Collected data entries
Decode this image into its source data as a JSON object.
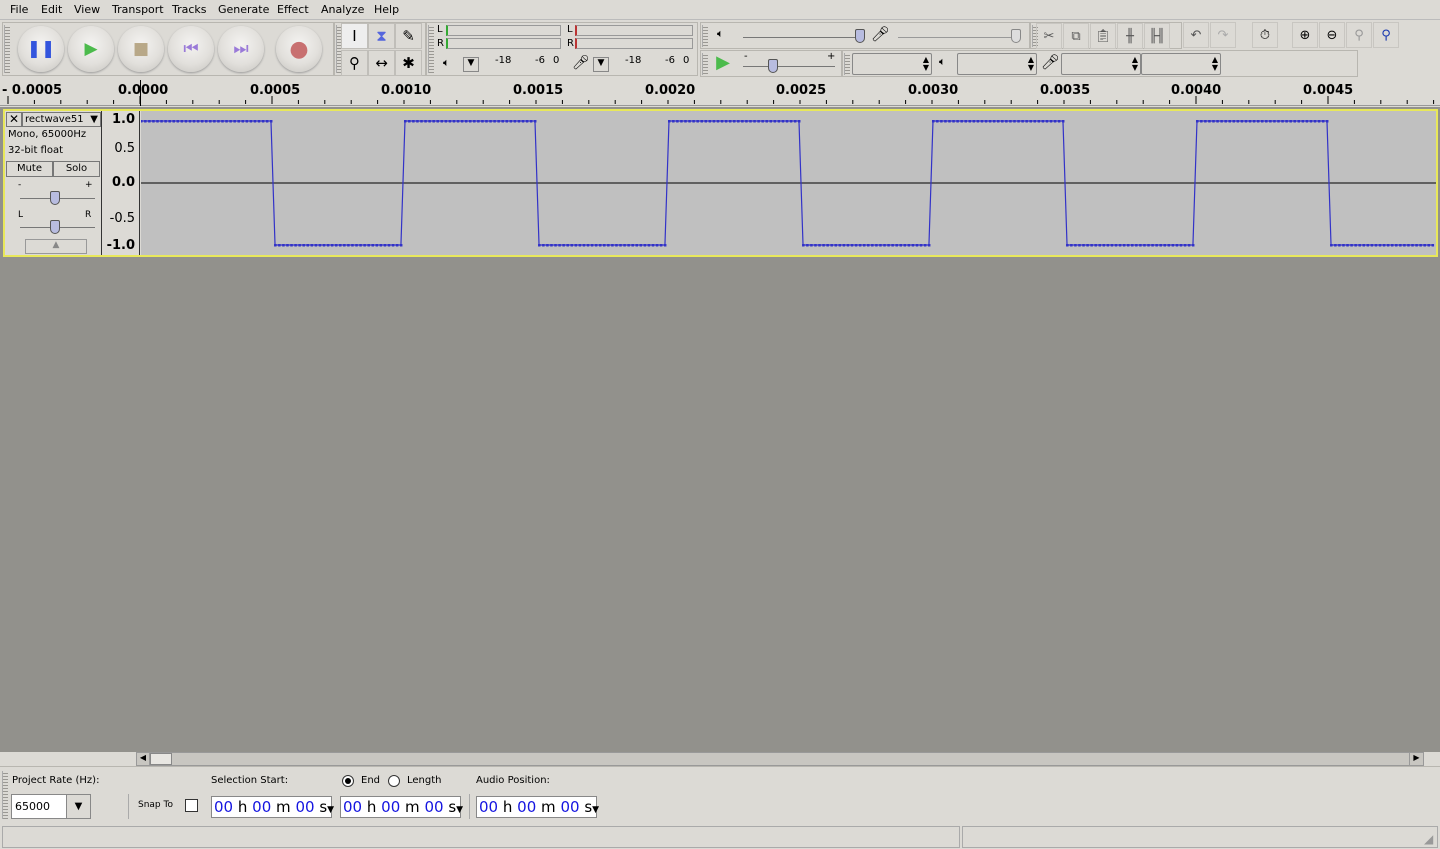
{
  "menu": [
    "File",
    "Edit",
    "View",
    "Transport",
    "Tracks",
    "Generate",
    "Effect",
    "Analyze",
    "Help"
  ],
  "transport": {
    "pause": "Pause",
    "play": "Play",
    "stop": "Stop",
    "skip_start": "Skip to Start",
    "skip_end": "Skip to End",
    "record": "Record"
  },
  "meters": {
    "L": "L",
    "R": "R",
    "ticks": [
      "-18",
      "-6",
      "0"
    ]
  },
  "mixer": {
    "minus": "-",
    "plus": "+"
  },
  "ruler": {
    "labels": [
      "- 0.0005",
      "0.0000",
      "0.0005",
      "0.0010",
      "0.0015",
      "0.0020",
      "0.0025",
      "0.0030",
      "0.0035",
      "0.0040",
      "0.0045"
    ]
  },
  "track": {
    "name": "rectwave51",
    "format": "Mono, 65000Hz",
    "bit_depth": "32-bit float",
    "mute": "Mute",
    "solo": "Solo",
    "gain_minus": "-",
    "gain_plus": "+",
    "pan_l": "L",
    "pan_r": "R",
    "yticks": [
      "1.0",
      "0.5",
      "0.0",
      "-0.5",
      "-1.0"
    ],
    "wave_color": "#3232c8",
    "selection_color": "#e8e85a"
  },
  "selectionbar": {
    "project_rate_label": "Project Rate (Hz):",
    "project_rate": "65000",
    "snap_to": "Snap To",
    "snap_checked": false,
    "selection_start": "Selection Start:",
    "end": "End",
    "length": "Length",
    "end_selected": true,
    "audio_position": "Audio Position:",
    "time": {
      "h": "00",
      "hl": "h",
      "m": "00",
      "ml": "m",
      "s": "00",
      "sl": "s"
    }
  }
}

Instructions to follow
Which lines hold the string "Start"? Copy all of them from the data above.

Answer to this task
    "skip_start": "Skip to Start",
    "selection_start": "Selection Start:",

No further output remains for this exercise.